During question time, one of the women who listened to my paper despaired over how feminism is being “undone”, and she didn’t think the silliness of Girls was helping. She said that feminism needed a good kick up the bum and reinvigoration. You know what? I think Girls is one of the few things out there bringing women (and men) together and reinvigorating the ways in which we understand feminism. And I don’t mean like Ryan Gosling, who bands us all together in a swooning heap.

I mean like through Lena Dunham, who inspires groups of young women to gush over how clever she is, how funny she is, how sharply she mirrors our own insecurities and awkwardness.  Dunham’s success inspires in us the motivation to replicate it for ourselves, in whatever aspect of our lives.

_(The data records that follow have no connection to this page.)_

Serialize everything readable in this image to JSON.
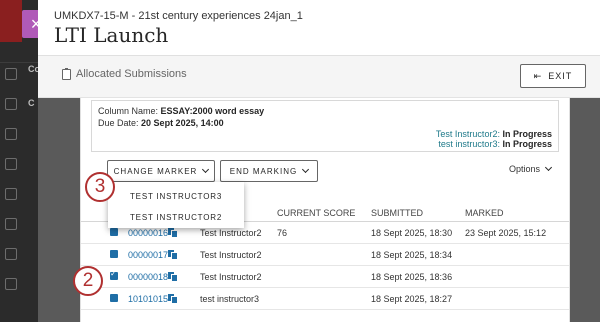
{
  "window": {
    "breadcrumb": "UMKDX7-15-M - 21st century experiences 24jan_1",
    "title": "LTI Launch",
    "close_icon": "close-icon"
  },
  "subbar": {
    "title": "Allocated Submissions",
    "exit_label": "EXIT"
  },
  "info": {
    "column_name_label": "Column Name:",
    "column_name_value": "ESSAY:2000 word essay",
    "due_date_label": "Due Date:",
    "due_date_value": "20 Sept 2025, 14:00",
    "statuses": [
      {
        "name": "Test Instructor2:",
        "status": "In Progress"
      },
      {
        "name": "test instructor3:",
        "status": "In Progress"
      }
    ]
  },
  "toolbar": {
    "change_marker_label": "CHANGE MARKER",
    "end_marking_label": "END MARKING",
    "options_label": "Options"
  },
  "dropdown": {
    "items": [
      "TEST INSTRUCTOR3",
      "TEST INSTRUCTOR2"
    ]
  },
  "callouts": [
    "3",
    "2"
  ],
  "table": {
    "headers": [
      "CURRENT SCORE",
      "SUBMITTED",
      "MARKED"
    ],
    "rows": [
      {
        "id": "00000016",
        "marker": "Test Instructor2",
        "score": "76",
        "submitted": "18 Sept 2025, 18:30",
        "marked": "23 Sept 2025, 15:12",
        "checked": false
      },
      {
        "id": "00000017",
        "marker": "Test Instructor2",
        "score": "",
        "submitted": "18 Sept 2025, 18:34",
        "marked": "",
        "checked": false
      },
      {
        "id": "00000018",
        "marker": "Test Instructor2",
        "score": "",
        "submitted": "18 Sept 2025, 18:36",
        "marked": "",
        "checked": true
      },
      {
        "id": "10101015",
        "marker": "test instructor3",
        "score": "",
        "submitted": "18 Sept 2025, 18:27",
        "marked": "",
        "checked": false
      }
    ]
  },
  "background": {
    "nav_labels": [
      "Co",
      "C"
    ]
  }
}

I mean like the character of Shoshanna – to my mind, the most vividly-drawn and bravest of all the Girls – because we all wish we could have a little bit of her honesty and her crazy. I can’t count the number of times I have mentioned Girls and for it to elicit gasps of enthusiasm and long drawn-out discussions of our favourite scene/episode/character (dancing on my own/The Crackcident/Shoshanna, in case you were wondering) and our undying love for Dunham. It’s not the same as having Sex and the City debates about whether Carrie should have been with Aidan or with Big (Big, OBVIOUSLY) or which pair of Carrie’s shoes were the most fabulous (I actually don’t think anyone has that conversation, do they?). I spent a good ten minutes defending the feminist credentials of Sex and the City during a lecture once, so please do not doubt my respect for Carrie and co. But Dunham taps into something a little different; you can see it in the fevered online news, Twitter, and Instagram posts from the first episode up until the lead-up to season two.

I find that discussions about Girls are usually of how wonderfully talented Lena Dunham is, or how Shoshanna made you snort-laugh food up your nose during The Crackcident. I spend more time talking to friends on the other side of the world about our mutual love for the program than I probably would if Girls wasn’t around. Of course, this then leads to a more sustained friendship, and we can talk about other things, like Downton Abbey. I find that I like people more based on the fact that they appreciate the brilliance of Girls – if you GET Girls, then you’ll probably GET me, too.

Dunham took some gender studies at the libreal arts college Oberlin but Girls isn’t a stuffy manifesto on feminism and gender roles. It doesn’t need to be. As a program created and written by a woman, featuring a principle cast of women, what Girls has done in a small, quiet way is highlight the incredible things women are capable of and our potential to do incredible things (yes, being commissioned to write a TV show for HBO counts as incredible in my books). Because Girls is ACTUALLY hilarious, nuanced, and cleverly self-aware. The appreciation of this is how it brings the sisterhood together. That’s not to say it is a perfectly conceived television show – I had problems with Marnie and Jessa making out seemingly for the sake of it, for example, – but on the whole its popularity speaks to some kind of universal truth Dunham manages to articulate. It’s also a well-observed commentary on how feminist ideals have leaked into the everyday life of modern women and our fumbling negotiation of these ideals, but that’s a discussion for another time.

Watching Girls is pure joy and its accolades and acclaim are well-deserved. For this, some would say Dunham should thank feminism - certainly, the work of feminists before her enabled her to use the opportunities she was given. But I think feminists can give thanks, too: for a new voice, of a new generation of feminists.

Filed under GIRLS HBO feminism pop culture TV GIRLS